Introducing the small 4 (thousand)
Discussion of artificial intelligence (AI) and machine learning technologies tends to provoke a range of responses from eyeball rolling boredom to dread and anxiety at what the so-called rise of the robots will do to the employment landscape in the coming years.
133 – 75 = 58,000,000 new jobs
The more sanguine point to the various optimistic reports such as The Future of Jobs 2018 produced by the World Economic Forum (WEF) which predicted that machines and algorithms in the workplace will create 133 million new jobs, but cause 75 million losses by 2022 – net gain 58 million jobs over the next few years.
That’s very comforting if you are on the right side of that gain line. Pretty bleak if you are not, however.
“Robots and algorithms won’t be designed to do particular jobs or take over specific roles, they will carry out individual tasks and elements of tasks”.
But things aren’t quite that clear-cut. They never are. Robots and algorithms won’t be designed to do particular jobs or take over specific roles, they will carry out individual tasks and elements of tasks. And the impact will be much more nuanced than many anticipate.
For example, the same report found that nearly 50 per cent of all companies are expecting their full-time workforce to shrink by 2022 due to automation, but 40 per cent are expecting to grow their workforce while more than 25 per cent are expecting the technology to lead to the creation of new roles in their organisations.
Where those new roles will come from
The facile answer is as a result of increased demand for products and services generated by economic growth which in turn has been fuelled by the efficiencies and cost savings delivered by the new technologies.
Would that everything was so simple. Those same savings and efficiencies could drive smaller less well-resourced players out of business as their products and services becoming increasingly commoditised.
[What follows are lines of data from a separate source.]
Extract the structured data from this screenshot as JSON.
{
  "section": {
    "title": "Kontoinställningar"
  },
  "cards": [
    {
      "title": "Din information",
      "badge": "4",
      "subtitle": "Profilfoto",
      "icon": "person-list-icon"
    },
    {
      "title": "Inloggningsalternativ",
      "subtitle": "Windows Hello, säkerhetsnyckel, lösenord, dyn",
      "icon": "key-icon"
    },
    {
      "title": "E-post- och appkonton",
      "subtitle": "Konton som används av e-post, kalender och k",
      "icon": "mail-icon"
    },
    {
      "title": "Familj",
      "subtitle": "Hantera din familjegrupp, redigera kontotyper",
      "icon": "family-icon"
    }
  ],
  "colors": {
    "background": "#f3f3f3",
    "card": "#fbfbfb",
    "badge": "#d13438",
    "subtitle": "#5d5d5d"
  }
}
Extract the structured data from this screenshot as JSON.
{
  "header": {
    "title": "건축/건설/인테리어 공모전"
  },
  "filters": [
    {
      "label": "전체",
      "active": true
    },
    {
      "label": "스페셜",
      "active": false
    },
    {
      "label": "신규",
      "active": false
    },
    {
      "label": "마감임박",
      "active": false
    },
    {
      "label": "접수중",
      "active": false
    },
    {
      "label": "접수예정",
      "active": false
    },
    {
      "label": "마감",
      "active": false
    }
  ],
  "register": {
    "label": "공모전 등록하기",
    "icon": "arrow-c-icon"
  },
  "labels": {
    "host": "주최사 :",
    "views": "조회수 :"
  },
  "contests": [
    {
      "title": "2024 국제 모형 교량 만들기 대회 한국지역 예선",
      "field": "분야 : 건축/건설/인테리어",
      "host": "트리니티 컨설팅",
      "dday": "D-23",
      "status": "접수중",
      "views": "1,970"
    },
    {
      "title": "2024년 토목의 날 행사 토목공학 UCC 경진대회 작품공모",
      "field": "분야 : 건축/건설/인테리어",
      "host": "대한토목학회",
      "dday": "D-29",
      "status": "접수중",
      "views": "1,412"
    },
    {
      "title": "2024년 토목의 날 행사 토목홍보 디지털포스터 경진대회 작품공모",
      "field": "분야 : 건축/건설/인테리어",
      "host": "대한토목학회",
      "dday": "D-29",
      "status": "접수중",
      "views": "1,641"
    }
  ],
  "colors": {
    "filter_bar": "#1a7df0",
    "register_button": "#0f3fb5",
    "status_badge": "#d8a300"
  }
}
There are no real winners in a race to the bottom after all.
Don’t inadvertently enter into a race to the bottom
The challenge, therefore, is not to get involved in the race yet still emerge a winner. By all means utilise the technology to take out costs and become more productive, but donít get caught in the death spiral of ever decreasing margins.
That way lies obsolescence; where basic accountancy service offerings go the way of the pocket calculator. When was the last time you saw one of those outside of a Christmas cracker? The smartphone has killed that market.
The choice for smaller accountancy firms
One option sees them jettison all cost incurring items, including people, in the pursuit of efficiencies and short-term competitiveness.
The other involves taking a risk and searching for new market opportunities which will assuredly arise as a result of the technology.
That risk begins with how the investment in the technology is viewed. Is the return on the investment to be delivered through cost reductions or business growth? The latter may be more uncertain but is also the option with most potential.
The technology will automate the more repetitive tasks currently undertaken by trainee and junior accountants. It will soon automate many of the more routine tasks carried out by more senior professionals as well.
What should be done with the time saved from using automation?
The old-fashioned answer would be to make staff redundant and bank the salary savings. The courageous one is to invest even more money in the training and up skilling of those staff to enable them to take on higher value tasks.